- **Problem statement**
The word "highlight" marks the lines you need; copy each of them from the data.

- **Excerpted records**

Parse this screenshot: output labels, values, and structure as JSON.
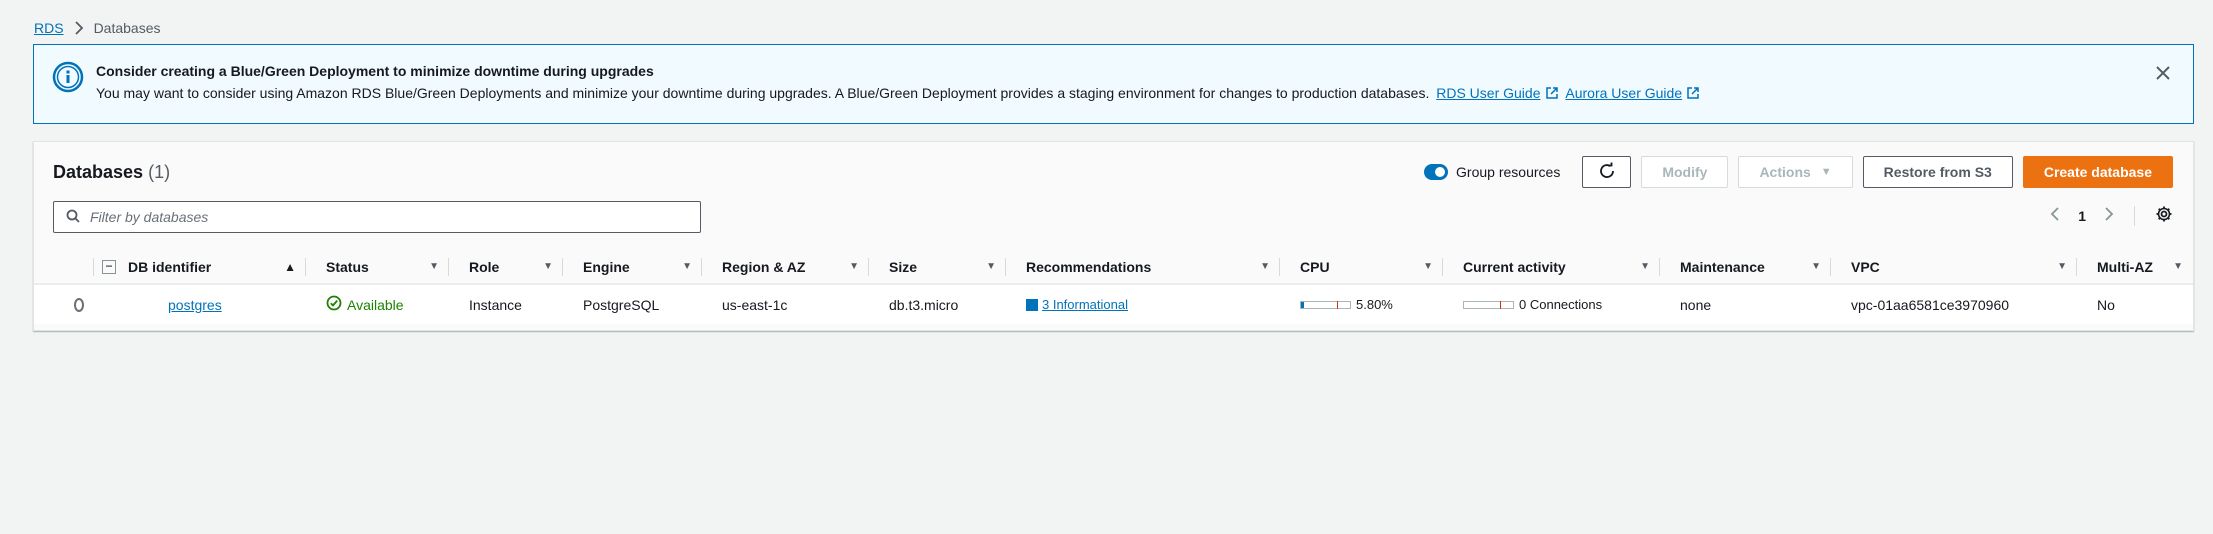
{
  "breadcrumb": {
    "root": "RDS",
    "current": "Databases"
  },
  "banner": {
    "title": "Consider creating a Blue/Green Deployment to minimize downtime during upgrades",
    "body": "You may want to consider using Amazon RDS Blue/Green Deployments and minimize your downtime during upgrades. A Blue/Green Deployment provides a staging environment for changes to production databases.",
    "link_rds": "RDS User Guide",
    "link_aurora": "Aurora User Guide"
  },
  "panel": {
    "title": "Databases",
    "count": "(1)",
    "group_resources_label": "Group resources",
    "group_resources_on": true,
    "modify_label": "Modify",
    "actions_label": "Actions",
    "restore_label": "Restore from S3",
    "create_label": "Create database",
    "filter_placeholder": "Filter by databases",
    "page_number": "1"
  },
  "table": {
    "headers": {
      "id": "DB identifier",
      "status": "Status",
      "role": "Role",
      "engine": "Engine",
      "region": "Region & AZ",
      "size": "Size",
      "recommendations": "Recommendations",
      "cpu": "CPU",
      "activity": "Current activity",
      "maintenance": "Maintenance",
      "vpc": "VPC",
      "multi_az": "Multi-AZ"
    },
    "rows": [
      {
        "id": "postgres",
        "status": "Available",
        "role": "Instance",
        "engine": "PostgreSQL",
        "region": "us-east-1c",
        "size": "db.t3.micro",
        "recommendations": "3 Informational",
        "cpu": "5.80%",
        "cpu_fraction": 0.058,
        "activity": "0 Connections",
        "activity_fraction": 0,
        "maintenance": "none",
        "vpc": "vpc-01aa6581ce3970960",
        "multi_az": "No"
      }
    ]
  },
  "colors": {
    "accent": "#0073bb",
    "primary_button": "#ec7211",
    "success": "#1d8102",
    "banner_bg": "#f1faff"
  }
}
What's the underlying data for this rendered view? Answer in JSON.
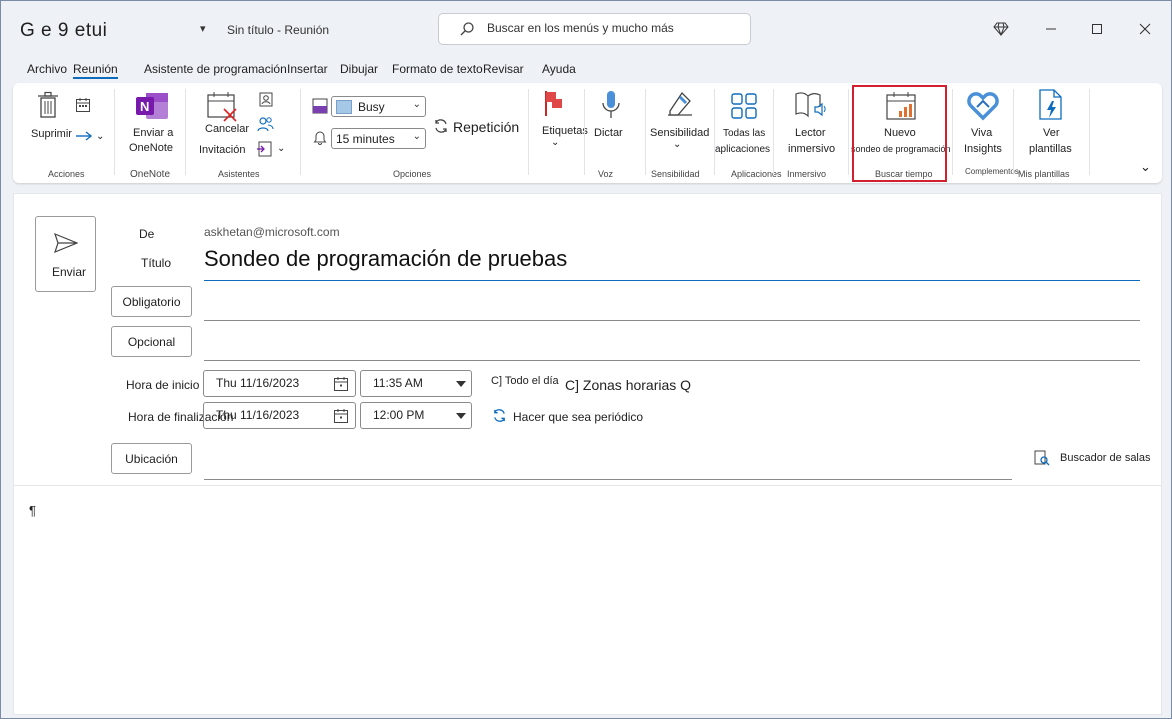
{
  "title_bar": {
    "app_title": "G e 9 etui",
    "quick_access_arrow": "▾",
    "doc_title": "Sin título  -  Reunión",
    "search_placeholder": "Buscar en los menús y mucho más"
  },
  "tabs": [
    {
      "label": "Archivo",
      "active": false
    },
    {
      "label": "Reunión",
      "active": true
    },
    {
      "label": "Asistente de programación",
      "active": false
    },
    {
      "label": "Insertar",
      "active": false
    },
    {
      "label": "Dibujar",
      "active": false
    },
    {
      "label": "Formato de texto",
      "active": false
    },
    {
      "label": "Revisar",
      "active": false
    },
    {
      "label": "Ayuda",
      "active": false
    }
  ],
  "ribbon": {
    "acciones": {
      "delete_label": "Suprimir",
      "group": "Acciones"
    },
    "onenote": {
      "line1": "Enviar a",
      "line2": "OneNote",
      "group": "OneNote"
    },
    "asistentes": {
      "cancel_label": "Cancelar",
      "invite_label": "Invitación",
      "group": "Asistentes"
    },
    "opciones": {
      "show_as": "Busy",
      "reminder": "15 minutes",
      "recurrence": "Repetición",
      "group": "Opciones"
    },
    "etiquetas": {
      "label": "Etiquetas"
    },
    "voz": {
      "label": "Dictar",
      "group": "Voz"
    },
    "sensibilidad": {
      "label": "Sensibilidad",
      "group": "Sensibilidad"
    },
    "aplicaciones": {
      "line1": "Todas las",
      "line2": "aplicaciones",
      "group": "Aplicaciones"
    },
    "inmersivo": {
      "line1": "Lector",
      "line2": "inmersivo",
      "group": "Inmersivo"
    },
    "buscar_tiempo": {
      "line1": "Nuevo",
      "line2": "sondeo de programación",
      "group": "Buscar tiempo"
    },
    "complementos": {
      "line1": "Viva",
      "line2": "Insights",
      "group": "Complementos"
    },
    "plantillas": {
      "line1": "Ver",
      "line2": "plantillas",
      "group": "Mis plantillas"
    }
  },
  "form": {
    "send_label": "Enviar",
    "from_label": "De",
    "from_value": "askhetan@microsoft.com",
    "title_label": "Título",
    "title_value": "Sondeo de programación de pruebas",
    "required_button": "Obligatorio",
    "optional_button": "Opcional",
    "start_label": "Hora de inicio",
    "start_date": "Thu 11/16/2023",
    "start_time": "11:35 AM",
    "allday_label": "C] Todo el día",
    "timezones_label": "C] Zonas horarias Q",
    "end_label": "Hora de finalización",
    "end_date": "Thu 11/16/2023",
    "end_time": "12:00 PM",
    "recurring_label": "Hacer que sea periódico",
    "location_button": "Ubicación",
    "room_finder_label": "Buscador de salas",
    "body_mark": "¶"
  },
  "colors": {
    "accent": "#0f6cbd",
    "highlight": "#d22030",
    "onenote": "#7719aa",
    "tag_red": "#e04848"
  }
}
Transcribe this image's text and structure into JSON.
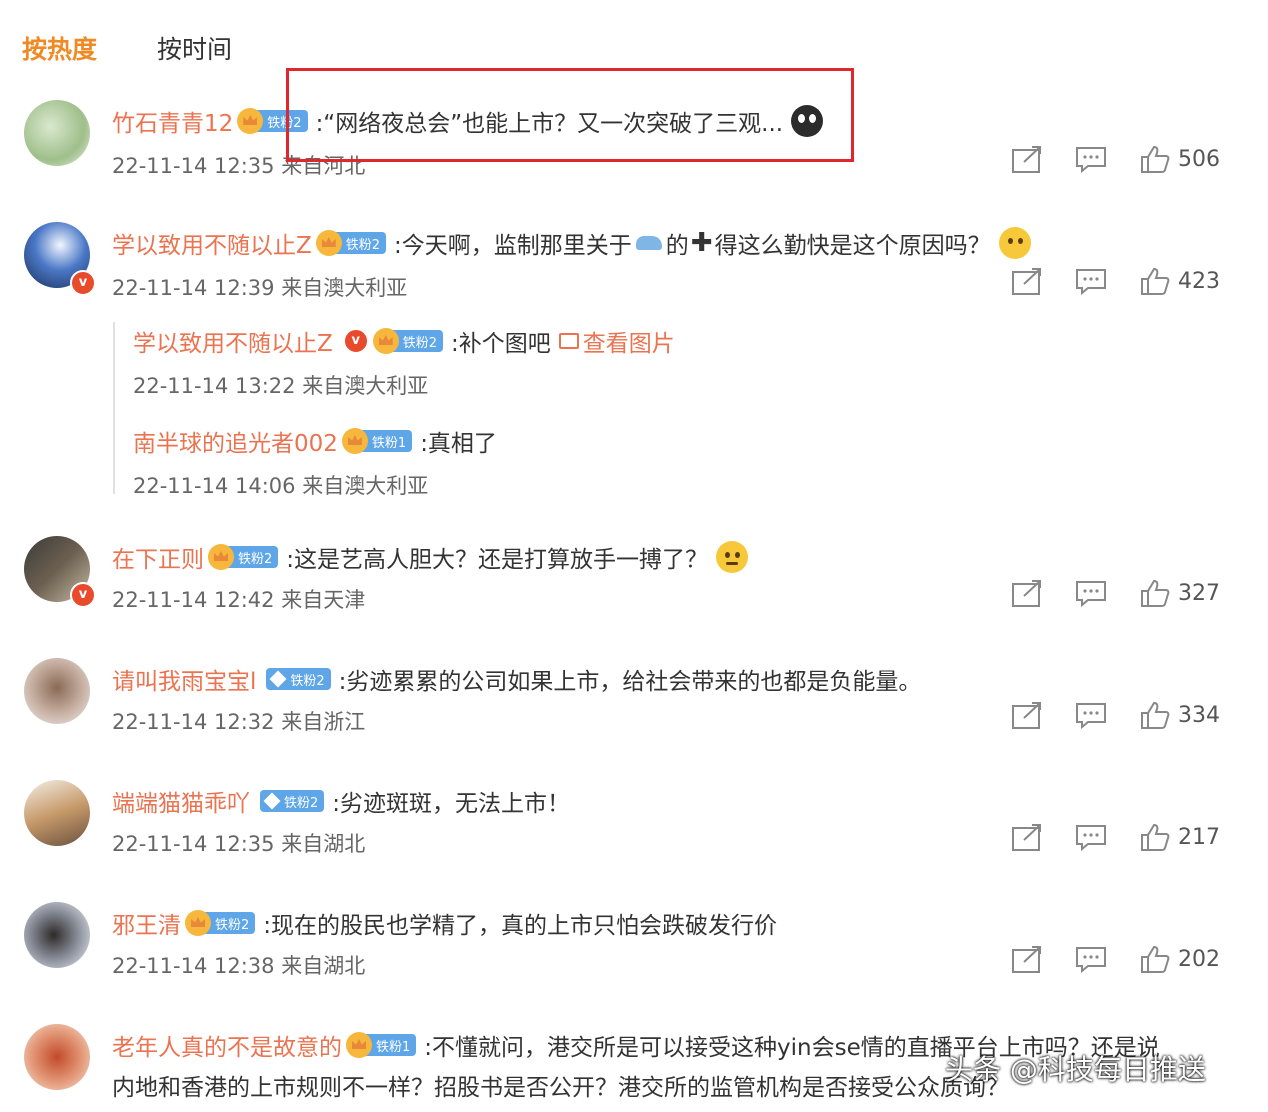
{
  "tabs": [
    {
      "label": "按热度",
      "active": true
    },
    {
      "label": "按时间",
      "active": false
    }
  ],
  "colors": {
    "accent": "#f08a24",
    "username": "#eb7350",
    "highlight": "#e0272e",
    "badge": "#5ea6e8"
  },
  "comments": [
    {
      "user": "竹石青青12",
      "badge": "铁粉2",
      "text": ":“网络夜总会”也能上市？又一次突破了三观...",
      "emoji": "dark-crying-face",
      "time": "22-11-14 12:35 来自河北",
      "likes": "506"
    },
    {
      "user": "学以致用不随以止Z",
      "badge": "铁粉2",
      "text": ":今天啊，监制那里关于",
      "text2": "的",
      "text3": "得这么勤快是这个原因吗？",
      "emoji": "thinking-face",
      "time": "22-11-14 12:39 来自澳大利亚",
      "likes": "423"
    },
    {
      "user": "在下正则",
      "badge": "铁粉2",
      "text": ":这是艺高人胆大？还是打算放手一搏了？",
      "emoji": "sweat-face",
      "time": "22-11-14 12:42 来自天津",
      "likes": "327"
    },
    {
      "user": "请叫我雨宝宝l",
      "badge": "铁粉2",
      "text": ":劣迹累累的公司如果上市，给社会带来的也都是负能量。",
      "time": "22-11-14 12:32 来自浙江",
      "likes": "334"
    },
    {
      "user": "端端猫猫乖吖",
      "badge": "铁粉2",
      "text": ":劣迹斑斑，无法上市！",
      "time": "22-11-14 12:35 来自湖北",
      "likes": "217"
    },
    {
      "user": "邪王清",
      "badge": "铁粉2",
      "text": ":现在的股民也学精了，真的上市只怕会跌破发行价",
      "time": "22-11-14 12:38 来自湖北",
      "likes": "202"
    },
    {
      "user": "老年人真的不是故意的",
      "badge": "铁粉1",
      "text": ":不懂就问，港交所是可以接受这种yin会se情的直播平台上市吗？还是说",
      "text_line2": "内地和香港的上市规则不一样？招股书是否公开？港交所的监管机构是否接受公众质询？"
    }
  ],
  "sub_replies": [
    {
      "user": "学以致用不随以止Z",
      "badge": "铁粉2",
      "text": ":补个图吧",
      "link": "查看图片",
      "time": "22-11-14 13:22 来自澳大利亚"
    },
    {
      "user": "南半球的追光者002",
      "badge": "铁粉1",
      "text": ":真相了",
      "time": "22-11-14 14:06 来自澳大利亚"
    }
  ],
  "watermark": "头条 @科技每日推送"
}
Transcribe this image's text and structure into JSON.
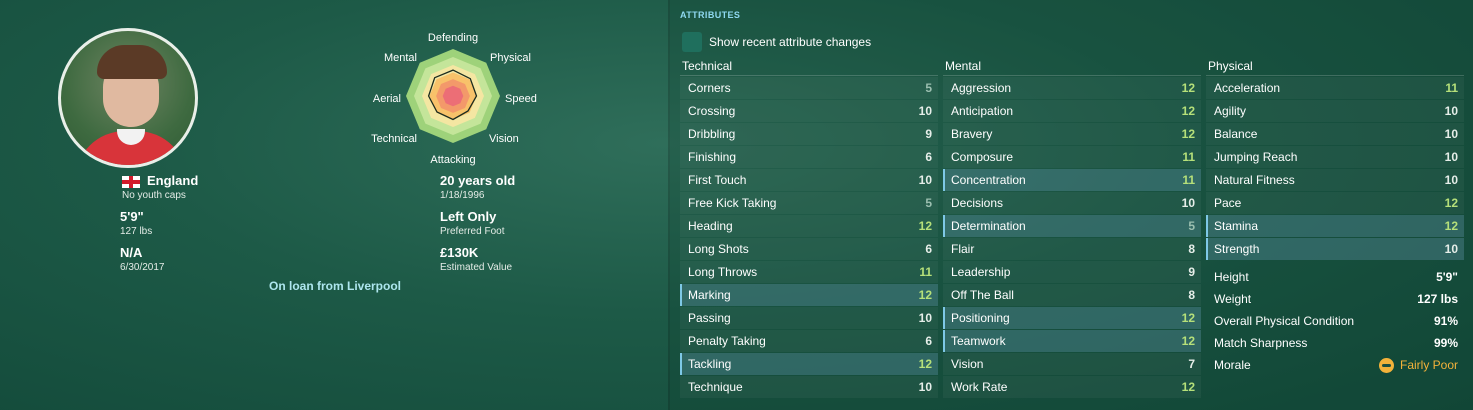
{
  "player": {
    "nationality": "England",
    "youth_caps": "No youth caps",
    "height": "5'9\"",
    "weight": "127 lbs",
    "contract": "N/A",
    "contract_date": "6/30/2017",
    "age": "20 years old",
    "dob": "1/18/1996",
    "foot": "Left Only",
    "foot_label": "Preferred Foot",
    "value": "£130K",
    "value_label": "Estimated Value",
    "loan": "On loan from Liverpool"
  },
  "radar": {
    "labels": [
      "Defending",
      "Physical",
      "Speed",
      "Vision",
      "Attacking",
      "Technical",
      "Aerial",
      "Mental"
    ],
    "colors": [
      "#9ed27a",
      "#c4e59a",
      "#f4e6a2",
      "#f8c26a",
      "#f3996a",
      "#ec6e76"
    ]
  },
  "attributes": {
    "title": "ATTRIBUTES",
    "toggle_label": "Show recent attribute changes",
    "technical": {
      "header": "Technical",
      "rows": [
        {
          "name": "Corners",
          "value": 5
        },
        {
          "name": "Crossing",
          "value": 10
        },
        {
          "name": "Dribbling",
          "value": 9
        },
        {
          "name": "Finishing",
          "value": 6
        },
        {
          "name": "First Touch",
          "value": 10
        },
        {
          "name": "Free Kick Taking",
          "value": 5
        },
        {
          "name": "Heading",
          "value": 12
        },
        {
          "name": "Long Shots",
          "value": 6
        },
        {
          "name": "Long Throws",
          "value": 11
        },
        {
          "name": "Marking",
          "value": 12,
          "hl": true
        },
        {
          "name": "Passing",
          "value": 10
        },
        {
          "name": "Penalty Taking",
          "value": 6
        },
        {
          "name": "Tackling",
          "value": 12,
          "hl": true
        },
        {
          "name": "Technique",
          "value": 10
        }
      ]
    },
    "mental": {
      "header": "Mental",
      "rows": [
        {
          "name": "Aggression",
          "value": 12
        },
        {
          "name": "Anticipation",
          "value": 12
        },
        {
          "name": "Bravery",
          "value": 12
        },
        {
          "name": "Composure",
          "value": 11
        },
        {
          "name": "Concentration",
          "value": 11,
          "hl": true
        },
        {
          "name": "Decisions",
          "value": 10
        },
        {
          "name": "Determination",
          "value": 5,
          "hl": true
        },
        {
          "name": "Flair",
          "value": 8
        },
        {
          "name": "Leadership",
          "value": 9
        },
        {
          "name": "Off The Ball",
          "value": 8
        },
        {
          "name": "Positioning",
          "value": 12,
          "hl": true
        },
        {
          "name": "Teamwork",
          "value": 12,
          "hl": true
        },
        {
          "name": "Vision",
          "value": 7
        },
        {
          "name": "Work Rate",
          "value": 12
        }
      ]
    },
    "physical": {
      "header": "Physical",
      "rows": [
        {
          "name": "Acceleration",
          "value": 11
        },
        {
          "name": "Agility",
          "value": 10
        },
        {
          "name": "Balance",
          "value": 10
        },
        {
          "name": "Jumping Reach",
          "value": 10
        },
        {
          "name": "Natural Fitness",
          "value": 10
        },
        {
          "name": "Pace",
          "value": 12
        },
        {
          "name": "Stamina",
          "value": 12,
          "hl": true
        },
        {
          "name": "Strength",
          "value": 10,
          "hl": true
        }
      ],
      "extra": [
        {
          "name": "Height",
          "value": "5'9\""
        },
        {
          "name": "Weight",
          "value": "127 lbs"
        },
        {
          "name": "Overall Physical Condition",
          "value": "91%"
        },
        {
          "name": "Match Sharpness",
          "value": "99%"
        }
      ],
      "morale_label": "Morale",
      "morale_value": "Fairly Poor"
    }
  }
}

- **Completed exercise**
    "highlight": "#d22030",
    "highlight": "#e0272e",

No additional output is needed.